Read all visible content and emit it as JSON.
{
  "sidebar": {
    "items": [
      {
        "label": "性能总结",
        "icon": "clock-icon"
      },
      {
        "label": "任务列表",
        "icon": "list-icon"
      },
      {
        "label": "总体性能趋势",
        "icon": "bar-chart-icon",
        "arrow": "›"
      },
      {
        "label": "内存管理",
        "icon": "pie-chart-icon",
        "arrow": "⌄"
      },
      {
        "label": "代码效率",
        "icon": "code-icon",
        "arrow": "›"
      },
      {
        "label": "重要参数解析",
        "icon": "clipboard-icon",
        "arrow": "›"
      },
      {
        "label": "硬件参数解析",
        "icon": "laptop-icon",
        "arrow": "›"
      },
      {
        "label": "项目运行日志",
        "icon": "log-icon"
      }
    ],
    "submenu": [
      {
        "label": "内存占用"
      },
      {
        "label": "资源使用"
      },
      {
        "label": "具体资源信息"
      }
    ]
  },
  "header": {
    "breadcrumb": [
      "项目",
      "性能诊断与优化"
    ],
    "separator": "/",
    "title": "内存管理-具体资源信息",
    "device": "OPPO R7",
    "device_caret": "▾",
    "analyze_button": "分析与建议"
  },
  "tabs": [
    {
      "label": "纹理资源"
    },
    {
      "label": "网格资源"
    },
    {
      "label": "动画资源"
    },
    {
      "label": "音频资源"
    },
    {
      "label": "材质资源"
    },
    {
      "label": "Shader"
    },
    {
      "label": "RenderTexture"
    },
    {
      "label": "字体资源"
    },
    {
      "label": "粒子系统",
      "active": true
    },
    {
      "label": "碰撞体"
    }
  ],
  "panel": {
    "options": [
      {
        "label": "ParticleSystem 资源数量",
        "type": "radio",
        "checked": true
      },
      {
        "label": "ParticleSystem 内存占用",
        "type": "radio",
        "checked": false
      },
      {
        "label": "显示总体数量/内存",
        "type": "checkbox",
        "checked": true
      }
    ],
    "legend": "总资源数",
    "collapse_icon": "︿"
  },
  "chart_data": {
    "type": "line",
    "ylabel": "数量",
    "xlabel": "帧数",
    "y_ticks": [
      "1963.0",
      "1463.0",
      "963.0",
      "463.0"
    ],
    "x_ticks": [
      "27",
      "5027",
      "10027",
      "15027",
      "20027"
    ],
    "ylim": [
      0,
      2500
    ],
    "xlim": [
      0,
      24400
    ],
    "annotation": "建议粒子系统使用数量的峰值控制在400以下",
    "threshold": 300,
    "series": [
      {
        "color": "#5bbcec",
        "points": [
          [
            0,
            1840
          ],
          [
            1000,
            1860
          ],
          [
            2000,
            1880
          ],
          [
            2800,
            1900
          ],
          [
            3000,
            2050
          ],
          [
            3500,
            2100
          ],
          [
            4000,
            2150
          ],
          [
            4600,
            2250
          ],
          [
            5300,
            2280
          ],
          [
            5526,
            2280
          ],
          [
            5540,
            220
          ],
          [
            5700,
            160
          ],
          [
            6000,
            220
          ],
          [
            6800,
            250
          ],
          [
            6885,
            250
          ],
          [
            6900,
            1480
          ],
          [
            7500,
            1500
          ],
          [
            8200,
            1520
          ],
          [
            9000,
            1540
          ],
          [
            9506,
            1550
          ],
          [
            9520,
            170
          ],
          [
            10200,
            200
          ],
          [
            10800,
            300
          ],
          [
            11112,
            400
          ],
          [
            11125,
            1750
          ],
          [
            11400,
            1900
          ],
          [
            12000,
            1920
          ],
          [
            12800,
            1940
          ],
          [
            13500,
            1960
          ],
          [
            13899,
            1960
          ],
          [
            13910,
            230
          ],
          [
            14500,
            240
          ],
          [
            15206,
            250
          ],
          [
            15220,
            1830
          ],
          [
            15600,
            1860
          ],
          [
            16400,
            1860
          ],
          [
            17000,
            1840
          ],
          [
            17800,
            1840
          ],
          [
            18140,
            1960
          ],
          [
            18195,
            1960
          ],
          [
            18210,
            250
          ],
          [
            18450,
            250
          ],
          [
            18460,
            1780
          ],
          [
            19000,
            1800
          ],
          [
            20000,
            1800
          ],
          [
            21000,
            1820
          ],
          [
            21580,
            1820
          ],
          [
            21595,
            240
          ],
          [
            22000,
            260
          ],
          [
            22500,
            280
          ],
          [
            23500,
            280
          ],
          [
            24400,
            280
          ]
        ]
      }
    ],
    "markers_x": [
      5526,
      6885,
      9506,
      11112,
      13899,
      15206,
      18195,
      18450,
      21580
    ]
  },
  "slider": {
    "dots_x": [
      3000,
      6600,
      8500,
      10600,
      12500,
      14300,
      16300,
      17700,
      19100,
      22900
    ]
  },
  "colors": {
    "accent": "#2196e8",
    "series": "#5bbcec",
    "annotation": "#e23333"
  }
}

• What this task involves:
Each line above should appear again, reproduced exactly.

• Reply to the exercise:
Read all visible content and emit it as JSON.
{
  "sidebar": {
    "items": [
      {
        "label": "性能总结",
        "icon": "clock-icon"
      },
      {
        "label": "任务列表",
        "icon": "list-icon"
      },
      {
        "label": "总体性能趋势",
        "icon": "bar-chart-icon",
        "arrow": "›"
      },
      {
        "label": "内存管理",
        "icon": "pie-chart-icon",
        "arrow": "⌄"
      },
      {
        "label": "代码效率",
        "icon": "code-icon",
        "arrow": "›"
      },
      {
        "label": "重要参数解析",
        "icon": "clipboard-icon",
        "arrow": "›"
      },
      {
        "label": "硬件参数解析",
        "icon": "laptop-icon",
        "arrow": "›"
      },
      {
        "label": "项目运行日志",
        "icon": "log-icon"
      }
    ],
    "submenu": [
      {
        "label": "内存占用"
      },
      {
        "label": "资源使用"
      },
      {
        "label": "具体资源信息"
      }
    ]
  },
  "header": {
    "breadcrumb": [
      "项目",
      "性能诊断与优化"
    ],
    "separator": "/",
    "title": "内存管理-具体资源信息",
    "device": "OPPO R7",
    "device_caret": "▾",
    "analyze_button": "分析与建议"
  },
  "tabs": [
    {
      "label": "纹理资源"
    },
    {
      "label": "网格资源"
    },
    {
      "label": "动画资源"
    },
    {
      "label": "音频资源"
    },
    {
      "label": "材质资源"
    },
    {
      "label": "Shader"
    },
    {
      "label": "RenderTexture"
    },
    {
      "label": "字体资源"
    },
    {
      "label": "粒子系统",
      "active": true
    },
    {
      "label": "碰撞体"
    }
  ],
  "panel": {
    "options": [
      {
        "label": "ParticleSystem 资源数量",
        "type": "radio",
        "checked": true
      },
      {
        "label": "ParticleSystem 内存占用",
        "type": "radio",
        "checked": false
      },
      {
        "label": "显示总体数量/内存",
        "type": "checkbox",
        "checked": true
      }
    ],
    "legend": "总资源数",
    "collapse_icon": "︿"
  },
  "chart_data": {
    "type": "line",
    "ylabel": "数量",
    "xlabel": "帧数",
    "y_ticks": [
      "1963.0",
      "1463.0",
      "963.0",
      "463.0"
    ],
    "x_ticks": [
      "27",
      "5027",
      "10027",
      "15027",
      "20027"
    ],
    "ylim": [
      0,
      2500
    ],
    "xlim": [
      0,
      24400
    ],
    "annotation": "建议粒子系统使用数量的峰值控制在400以下",
    "threshold": 300,
    "series": [
      {
        "color": "#5bbcec",
        "points": [
          [
            0,
            1840
          ],
          [
            1000,
            1860
          ],
          [
            2000,
            1880
          ],
          [
            2800,
            1900
          ],
          [
            3000,
            2050
          ],
          [
            3500,
            2100
          ],
          [
            4000,
            2150
          ],
          [
            4600,
            2250
          ],
          [
            5300,
            2280
          ],
          [
            5526,
            2280
          ],
          [
            5540,
            220
          ],
          [
            5700,
            160
          ],
          [
            6000,
            220
          ],
          [
            6800,
            250
          ],
          [
            6885,
            250
          ],
          [
            6900,
            1480
          ],
          [
            7500,
            1500
          ],
          [
            8200,
            1520
          ],
          [
            9000,
            1540
          ],
          [
            9506,
            1550
          ],
          [
            9520,
            170
          ],
          [
            10200,
            200
          ],
          [
            10800,
            300
          ],
          [
            11112,
            400
          ],
          [
            11125,
            1750
          ],
          [
            11400,
            1900
          ],
          [
            12000,
            1920
          ],
          [
            12800,
            1940
          ],
          [
            13500,
            1960
          ],
          [
            13899,
            1960
          ],
          [
            13910,
            230
          ],
          [
            14500,
            240
          ],
          [
            15206,
            250
          ],
          [
            15220,
            1830
          ],
          [
            15600,
            1860
          ],
          [
            16400,
            1860
          ],
          [
            17000,
            1840
          ],
          [
            17800,
            1840
          ],
          [
            18140,
            1960
          ],
          [
            18195,
            1960
          ],
          [
            18210,
            250
          ],
          [
            18450,
            250
          ],
          [
            18460,
            1780
          ],
          [
            19000,
            1800
          ],
          [
            20000,
            1800
          ],
          [
            21000,
            1820
          ],
          [
            21580,
            1820
          ],
          [
            21595,
            240
          ],
          [
            22000,
            260
          ],
          [
            22500,
            280
          ],
          [
            23500,
            280
          ],
          [
            24400,
            280
          ]
        ]
      }
    ],
    "markers_x": [
      5526,
      6885,
      9506,
      11112,
      13899,
      15206,
      18195,
      18450,
      21580
    ]
  },
  "slider": {
    "dots_x": [
      3000,
      6600,
      8500,
      10600,
      12500,
      14300,
      16300,
      17700,
      19100,
      22900
    ]
  },
  "colors": {
    "accent": "#2196e8",
    "series": "#5bbcec",
    "annotation": "#e23333"
  }
}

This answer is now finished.